After the takedown of the Hive ransomware infrastructure in January 2023, the FBI unfolded a rather disturbing truth. Only 20% of Hive victims in the US reported suffering a ransomware attack. The FBI finding about Hive puts a question mark on the security protocol adopted by the other nearly 80% of the Hive ransomware victims.
The FBI and other federal departments and agencies have been urging the victims of ransomware to report the incident. This is not just to prevent further damage but also to know how to avoid future risks.
However, the FBI findings about Hive ransomware victims may point toward underlying problems that need to be addressed rooted in the mindset of victim organizations.
20% of Hive Victims in the US Reported Ransomware Attack
The FBI reiterated that when a victim reports a cyber incident, they can share actionable information with them to help mitigate future attacks.
“Ransomware victims’ reluctance to report cyberattacks could be due to fear of legal consequences, reputation concerns, or uncertainty about the effectiveness of law enforcement’s response,” Alon Gal, Chief Technology Officer at cybercrime firm Hudson Rock told The Cyber Express.
Addressing the reasons why organizations stay quiet was further elaborated by Alon. He said, “Being reported as a ransomware victim can put a strain on the reputation of a firm. Such incidents may be perceived as a sign of vulnerability in cybersecurity measures, potentially harming customer trust and investor confidence.

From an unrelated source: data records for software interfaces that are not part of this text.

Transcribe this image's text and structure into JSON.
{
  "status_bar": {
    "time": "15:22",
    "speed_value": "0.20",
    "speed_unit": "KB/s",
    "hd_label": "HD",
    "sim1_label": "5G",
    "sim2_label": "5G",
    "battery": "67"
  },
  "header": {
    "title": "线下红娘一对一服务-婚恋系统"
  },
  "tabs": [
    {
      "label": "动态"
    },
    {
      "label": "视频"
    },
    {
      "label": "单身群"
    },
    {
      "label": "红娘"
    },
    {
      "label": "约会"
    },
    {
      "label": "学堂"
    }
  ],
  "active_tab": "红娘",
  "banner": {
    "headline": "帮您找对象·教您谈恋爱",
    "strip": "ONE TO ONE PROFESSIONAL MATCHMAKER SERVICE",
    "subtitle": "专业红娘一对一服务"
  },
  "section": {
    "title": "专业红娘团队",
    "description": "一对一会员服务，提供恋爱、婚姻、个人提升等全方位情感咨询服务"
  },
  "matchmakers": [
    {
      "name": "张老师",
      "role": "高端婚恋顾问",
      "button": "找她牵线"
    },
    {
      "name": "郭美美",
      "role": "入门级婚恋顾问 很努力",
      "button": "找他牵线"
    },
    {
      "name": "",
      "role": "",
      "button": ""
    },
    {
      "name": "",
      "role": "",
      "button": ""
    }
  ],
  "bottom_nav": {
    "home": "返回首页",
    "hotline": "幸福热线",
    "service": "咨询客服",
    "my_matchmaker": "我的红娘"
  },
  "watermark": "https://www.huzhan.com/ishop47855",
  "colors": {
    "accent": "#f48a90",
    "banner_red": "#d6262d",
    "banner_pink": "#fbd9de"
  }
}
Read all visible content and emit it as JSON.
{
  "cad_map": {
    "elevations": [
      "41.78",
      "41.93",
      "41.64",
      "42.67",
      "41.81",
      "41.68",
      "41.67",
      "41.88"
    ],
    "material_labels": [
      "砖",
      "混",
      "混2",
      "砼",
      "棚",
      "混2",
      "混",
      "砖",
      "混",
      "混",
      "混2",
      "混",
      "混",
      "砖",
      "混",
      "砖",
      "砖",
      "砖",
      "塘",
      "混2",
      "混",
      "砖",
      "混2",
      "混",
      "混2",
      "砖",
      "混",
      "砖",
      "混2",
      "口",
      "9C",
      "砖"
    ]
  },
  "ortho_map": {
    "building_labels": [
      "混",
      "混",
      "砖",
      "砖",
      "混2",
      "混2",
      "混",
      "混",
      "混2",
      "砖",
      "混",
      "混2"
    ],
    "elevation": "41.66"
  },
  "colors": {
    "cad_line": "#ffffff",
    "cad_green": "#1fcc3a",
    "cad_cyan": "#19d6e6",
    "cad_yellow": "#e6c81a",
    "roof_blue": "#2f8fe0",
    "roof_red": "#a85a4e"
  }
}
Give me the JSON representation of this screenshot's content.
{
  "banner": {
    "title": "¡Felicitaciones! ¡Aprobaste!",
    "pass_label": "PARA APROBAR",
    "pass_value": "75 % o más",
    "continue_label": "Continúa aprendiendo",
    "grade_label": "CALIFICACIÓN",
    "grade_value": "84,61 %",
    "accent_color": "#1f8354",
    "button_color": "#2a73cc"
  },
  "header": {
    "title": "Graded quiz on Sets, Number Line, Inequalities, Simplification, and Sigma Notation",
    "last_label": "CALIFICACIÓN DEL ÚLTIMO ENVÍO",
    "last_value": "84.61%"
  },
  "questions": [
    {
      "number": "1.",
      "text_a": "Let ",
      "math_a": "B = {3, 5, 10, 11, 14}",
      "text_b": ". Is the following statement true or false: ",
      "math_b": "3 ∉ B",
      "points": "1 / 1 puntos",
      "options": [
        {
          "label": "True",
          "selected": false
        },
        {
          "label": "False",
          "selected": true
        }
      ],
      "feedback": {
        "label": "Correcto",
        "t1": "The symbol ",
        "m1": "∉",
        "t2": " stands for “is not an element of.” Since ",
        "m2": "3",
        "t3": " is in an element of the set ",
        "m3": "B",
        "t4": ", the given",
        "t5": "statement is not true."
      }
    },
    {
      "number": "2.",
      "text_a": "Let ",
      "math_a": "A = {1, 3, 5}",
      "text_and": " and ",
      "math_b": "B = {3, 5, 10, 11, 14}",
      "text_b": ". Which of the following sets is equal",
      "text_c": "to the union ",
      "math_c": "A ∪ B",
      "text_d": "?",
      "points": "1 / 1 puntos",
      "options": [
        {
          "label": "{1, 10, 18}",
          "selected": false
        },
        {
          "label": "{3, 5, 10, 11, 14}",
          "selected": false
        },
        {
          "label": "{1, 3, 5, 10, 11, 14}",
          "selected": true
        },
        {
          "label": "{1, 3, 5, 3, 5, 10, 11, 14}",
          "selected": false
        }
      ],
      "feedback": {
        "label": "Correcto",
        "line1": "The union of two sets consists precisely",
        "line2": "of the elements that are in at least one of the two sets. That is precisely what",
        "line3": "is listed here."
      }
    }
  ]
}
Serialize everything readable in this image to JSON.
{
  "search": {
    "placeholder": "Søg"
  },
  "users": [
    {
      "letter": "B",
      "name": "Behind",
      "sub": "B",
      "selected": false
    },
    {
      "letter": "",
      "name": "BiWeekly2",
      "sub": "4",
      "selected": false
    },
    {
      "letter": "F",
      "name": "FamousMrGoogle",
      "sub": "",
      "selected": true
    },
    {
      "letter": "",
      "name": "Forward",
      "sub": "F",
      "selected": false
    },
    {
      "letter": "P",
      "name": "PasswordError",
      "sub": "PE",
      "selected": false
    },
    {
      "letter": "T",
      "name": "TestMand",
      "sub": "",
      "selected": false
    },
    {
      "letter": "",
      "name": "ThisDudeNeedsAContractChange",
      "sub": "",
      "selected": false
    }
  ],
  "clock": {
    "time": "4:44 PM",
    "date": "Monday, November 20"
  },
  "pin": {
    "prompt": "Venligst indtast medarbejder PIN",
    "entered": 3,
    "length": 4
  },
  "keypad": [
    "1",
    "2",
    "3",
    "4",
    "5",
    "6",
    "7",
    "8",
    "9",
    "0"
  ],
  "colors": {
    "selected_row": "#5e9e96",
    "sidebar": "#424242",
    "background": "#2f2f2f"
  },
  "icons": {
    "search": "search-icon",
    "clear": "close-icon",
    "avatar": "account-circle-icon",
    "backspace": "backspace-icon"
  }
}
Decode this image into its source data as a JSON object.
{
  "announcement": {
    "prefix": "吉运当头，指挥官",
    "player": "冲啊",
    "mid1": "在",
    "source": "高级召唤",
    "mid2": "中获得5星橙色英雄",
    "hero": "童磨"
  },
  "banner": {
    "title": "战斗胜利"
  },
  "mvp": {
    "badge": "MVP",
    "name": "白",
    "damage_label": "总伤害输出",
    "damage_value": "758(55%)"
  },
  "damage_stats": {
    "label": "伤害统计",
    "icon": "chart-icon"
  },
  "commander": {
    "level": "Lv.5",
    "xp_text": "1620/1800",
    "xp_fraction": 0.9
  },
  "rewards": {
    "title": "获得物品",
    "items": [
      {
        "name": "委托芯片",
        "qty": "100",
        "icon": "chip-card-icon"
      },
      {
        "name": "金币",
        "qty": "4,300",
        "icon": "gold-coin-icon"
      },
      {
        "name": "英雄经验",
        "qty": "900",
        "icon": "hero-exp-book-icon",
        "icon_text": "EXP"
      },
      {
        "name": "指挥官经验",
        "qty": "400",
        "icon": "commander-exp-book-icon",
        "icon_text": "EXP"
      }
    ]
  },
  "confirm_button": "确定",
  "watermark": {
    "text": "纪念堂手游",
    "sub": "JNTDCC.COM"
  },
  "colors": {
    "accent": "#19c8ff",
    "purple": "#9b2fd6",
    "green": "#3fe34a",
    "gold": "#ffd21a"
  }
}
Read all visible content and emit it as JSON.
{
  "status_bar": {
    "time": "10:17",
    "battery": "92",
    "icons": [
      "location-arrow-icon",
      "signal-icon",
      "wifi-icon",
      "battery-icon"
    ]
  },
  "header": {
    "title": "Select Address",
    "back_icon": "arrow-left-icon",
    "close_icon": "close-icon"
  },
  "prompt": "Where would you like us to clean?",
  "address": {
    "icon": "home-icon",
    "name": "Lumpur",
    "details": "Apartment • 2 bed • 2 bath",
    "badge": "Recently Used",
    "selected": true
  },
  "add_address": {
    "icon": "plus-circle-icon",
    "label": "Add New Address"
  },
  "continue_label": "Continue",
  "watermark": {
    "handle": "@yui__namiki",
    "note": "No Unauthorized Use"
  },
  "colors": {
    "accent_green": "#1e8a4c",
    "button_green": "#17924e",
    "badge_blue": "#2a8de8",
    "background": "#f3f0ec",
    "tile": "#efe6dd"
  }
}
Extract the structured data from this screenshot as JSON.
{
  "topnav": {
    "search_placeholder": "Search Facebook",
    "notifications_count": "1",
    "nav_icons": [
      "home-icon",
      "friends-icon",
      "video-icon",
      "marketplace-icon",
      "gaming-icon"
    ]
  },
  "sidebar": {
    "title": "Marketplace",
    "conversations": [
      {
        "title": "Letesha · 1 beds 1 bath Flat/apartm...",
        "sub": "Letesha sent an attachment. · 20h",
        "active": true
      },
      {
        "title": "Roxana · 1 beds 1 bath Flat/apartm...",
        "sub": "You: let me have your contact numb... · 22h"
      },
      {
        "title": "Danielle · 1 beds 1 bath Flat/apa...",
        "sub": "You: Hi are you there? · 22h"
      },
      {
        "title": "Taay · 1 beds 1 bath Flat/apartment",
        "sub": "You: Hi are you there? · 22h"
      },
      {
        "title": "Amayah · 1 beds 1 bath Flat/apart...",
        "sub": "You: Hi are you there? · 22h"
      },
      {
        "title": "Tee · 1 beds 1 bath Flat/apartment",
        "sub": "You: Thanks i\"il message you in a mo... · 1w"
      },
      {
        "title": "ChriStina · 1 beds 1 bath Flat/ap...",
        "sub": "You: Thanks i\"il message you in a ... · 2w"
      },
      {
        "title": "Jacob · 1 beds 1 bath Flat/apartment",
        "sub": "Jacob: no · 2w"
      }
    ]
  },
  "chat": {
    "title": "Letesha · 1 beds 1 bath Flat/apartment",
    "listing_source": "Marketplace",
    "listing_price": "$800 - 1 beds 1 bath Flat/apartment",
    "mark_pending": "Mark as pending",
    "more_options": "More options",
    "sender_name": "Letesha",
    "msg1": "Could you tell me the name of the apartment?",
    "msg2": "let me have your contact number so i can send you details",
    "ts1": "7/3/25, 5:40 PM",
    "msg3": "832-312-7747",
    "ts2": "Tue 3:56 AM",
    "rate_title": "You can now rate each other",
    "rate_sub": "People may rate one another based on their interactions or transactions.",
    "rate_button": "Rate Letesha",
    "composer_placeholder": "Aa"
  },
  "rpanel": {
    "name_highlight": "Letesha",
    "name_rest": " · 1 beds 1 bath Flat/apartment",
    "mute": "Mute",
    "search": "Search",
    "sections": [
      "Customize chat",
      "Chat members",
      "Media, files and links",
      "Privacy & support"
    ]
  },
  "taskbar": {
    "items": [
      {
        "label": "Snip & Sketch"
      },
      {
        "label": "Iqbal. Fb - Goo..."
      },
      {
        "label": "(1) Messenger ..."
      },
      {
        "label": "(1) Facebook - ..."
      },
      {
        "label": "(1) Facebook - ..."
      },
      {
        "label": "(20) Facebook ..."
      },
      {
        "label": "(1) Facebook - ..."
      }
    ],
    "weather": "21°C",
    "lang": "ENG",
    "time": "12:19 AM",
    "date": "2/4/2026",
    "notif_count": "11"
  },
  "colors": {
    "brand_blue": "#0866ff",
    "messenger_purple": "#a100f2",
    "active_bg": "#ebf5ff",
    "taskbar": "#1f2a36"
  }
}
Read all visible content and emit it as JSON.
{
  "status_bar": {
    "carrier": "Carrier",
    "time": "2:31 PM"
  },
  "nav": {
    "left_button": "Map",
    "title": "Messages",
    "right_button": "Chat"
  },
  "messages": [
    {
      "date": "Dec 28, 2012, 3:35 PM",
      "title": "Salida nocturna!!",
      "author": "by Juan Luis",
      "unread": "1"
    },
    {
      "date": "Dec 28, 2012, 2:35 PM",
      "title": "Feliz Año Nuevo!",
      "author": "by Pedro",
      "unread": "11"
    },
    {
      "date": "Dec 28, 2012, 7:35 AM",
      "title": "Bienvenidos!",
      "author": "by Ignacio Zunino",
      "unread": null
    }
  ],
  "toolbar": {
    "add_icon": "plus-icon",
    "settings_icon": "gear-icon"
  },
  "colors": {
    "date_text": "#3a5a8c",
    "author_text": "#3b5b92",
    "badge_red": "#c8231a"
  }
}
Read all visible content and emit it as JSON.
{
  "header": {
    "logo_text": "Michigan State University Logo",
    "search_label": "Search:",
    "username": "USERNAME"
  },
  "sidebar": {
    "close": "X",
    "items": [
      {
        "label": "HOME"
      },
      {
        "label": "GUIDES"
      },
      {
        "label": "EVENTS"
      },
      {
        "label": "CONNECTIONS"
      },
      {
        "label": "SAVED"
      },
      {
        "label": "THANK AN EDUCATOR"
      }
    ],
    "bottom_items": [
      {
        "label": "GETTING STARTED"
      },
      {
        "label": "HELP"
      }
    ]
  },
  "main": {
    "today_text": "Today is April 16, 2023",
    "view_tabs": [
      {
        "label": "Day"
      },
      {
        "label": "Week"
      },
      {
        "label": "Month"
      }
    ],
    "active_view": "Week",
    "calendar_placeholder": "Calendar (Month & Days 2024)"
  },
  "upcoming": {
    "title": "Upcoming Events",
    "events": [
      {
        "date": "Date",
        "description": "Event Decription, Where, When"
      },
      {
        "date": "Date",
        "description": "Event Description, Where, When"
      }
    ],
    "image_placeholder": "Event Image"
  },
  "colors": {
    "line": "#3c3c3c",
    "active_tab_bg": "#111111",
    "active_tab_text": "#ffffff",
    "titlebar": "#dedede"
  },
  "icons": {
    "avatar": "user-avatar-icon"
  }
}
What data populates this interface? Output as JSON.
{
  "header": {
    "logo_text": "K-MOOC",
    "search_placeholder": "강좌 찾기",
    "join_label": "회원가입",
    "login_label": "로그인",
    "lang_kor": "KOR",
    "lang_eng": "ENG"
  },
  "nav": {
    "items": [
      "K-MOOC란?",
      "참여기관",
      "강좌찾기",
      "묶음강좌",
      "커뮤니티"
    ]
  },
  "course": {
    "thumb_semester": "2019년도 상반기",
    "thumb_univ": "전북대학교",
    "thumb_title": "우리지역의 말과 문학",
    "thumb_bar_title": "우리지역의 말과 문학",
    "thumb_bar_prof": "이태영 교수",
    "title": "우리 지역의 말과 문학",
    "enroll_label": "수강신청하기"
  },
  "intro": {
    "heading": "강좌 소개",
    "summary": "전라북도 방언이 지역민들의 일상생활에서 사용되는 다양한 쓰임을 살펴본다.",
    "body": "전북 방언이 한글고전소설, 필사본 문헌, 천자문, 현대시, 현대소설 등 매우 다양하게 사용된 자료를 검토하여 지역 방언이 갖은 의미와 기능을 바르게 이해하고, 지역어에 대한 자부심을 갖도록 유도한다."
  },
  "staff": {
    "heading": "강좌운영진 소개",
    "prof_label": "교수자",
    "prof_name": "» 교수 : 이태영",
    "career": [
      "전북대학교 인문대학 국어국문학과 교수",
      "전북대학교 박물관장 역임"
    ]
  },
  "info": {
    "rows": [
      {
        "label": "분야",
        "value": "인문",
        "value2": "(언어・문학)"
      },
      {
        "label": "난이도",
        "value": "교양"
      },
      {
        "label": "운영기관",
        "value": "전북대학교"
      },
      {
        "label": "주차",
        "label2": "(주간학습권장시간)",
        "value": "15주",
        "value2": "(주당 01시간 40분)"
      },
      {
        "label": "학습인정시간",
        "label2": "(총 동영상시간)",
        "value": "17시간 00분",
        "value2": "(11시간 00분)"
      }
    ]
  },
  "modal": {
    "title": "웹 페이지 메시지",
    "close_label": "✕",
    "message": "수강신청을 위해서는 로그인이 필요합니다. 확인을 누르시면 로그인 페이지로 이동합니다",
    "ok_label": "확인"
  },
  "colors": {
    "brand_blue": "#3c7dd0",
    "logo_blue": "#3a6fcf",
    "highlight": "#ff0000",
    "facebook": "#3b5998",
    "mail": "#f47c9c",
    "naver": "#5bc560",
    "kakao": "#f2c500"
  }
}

However, ransomware attacks pose several threats that could be mitigated by responsibly reporting them to law enforcement to find a holistic report of the incident and other helpful resources for prevention in the future.
While 20% of Hive victims found the solutions, the remaining 80% likely paid the ransom, incurred financial losses, and yet likely had their names reflected on the dark web.
Ransomware groups note almost all of their victims on their dark web to show the count of their cyberattacks.
Fate of Ransomware Attack Victims
The fate of the victims remains unclear as their data may or may not be erased after being paid a ransom. In an age where ransomware attacks have doubled on a year-on-year basis, it is imperative that organizations address the concerns affecting their data and face their customers in the right way.
According to the ransomware report pertaining to Q3-2023 by Cyble, it was found that 1,084 victims of ransomware were publicly disclosed by the attackers with the United States being the most targeted nation.
The healthcare sector ransomware attacks increased by 23% leading to concerns regarding its security and healthcare services being disrupted.
Although healthcare personnel are well-equipped and prepared to work under tense situations, a ransomware attack impacts services that rely on digital infrastructure.
The WMCHealth cyberattack had the healthcare divert ambulances to other facilities leaving emergency patients health and life in danger.
Hive Takedown and Springing Up in Action
Although Hive ransomware was taken down in a covert international operation spanning months earlier this year, recent reports shed light on its affiliates getting back to action.
Hive targeted over 1,500 organizations in over 80 countries within a year, had its computer network penetrated and decryption keys captured during the takedown.
Cybersecurity researchers have been posting about the Hunters International which according to some is being run by Hive members.
The Hunters International ransomware and data extortion group posted breast surgery patient photos as evidence to prove legitimacy of their cyberattacks claim, shared the Cybersecurity Analyst, Dominic Alvieri in a recent tweet.
“#HuntersInternational – which is likely the #ransomware operation formerly known as #Hive – has listed a Beverly Hills plastic surgeon, releasing photos which are claimed to be of patients,” tweeted the Threat Analyst Brett Callow about the same incident.
The 80% Hive Victims, Ransomware Groups, Police Takedowns and Global Association
While the fate of the data and reputation of the remaining 80% of the US Hive victims remains unclear, those who did report cybercrimes joined the others who deemed it appropriate to take the longer route to mitigate further risks.
Dominic tweeted about the Global Ransomware Association news this month which further highlights the threat the world is facing today in the name of ransomware.
Media Disclaimer: This report is based on internal and external research obtained through various means. The information provided is for reference purposes only, and users bear full responsibility for their reliance on it. The Cyber Express assumes no liability for the accuracy or consequences of using this information.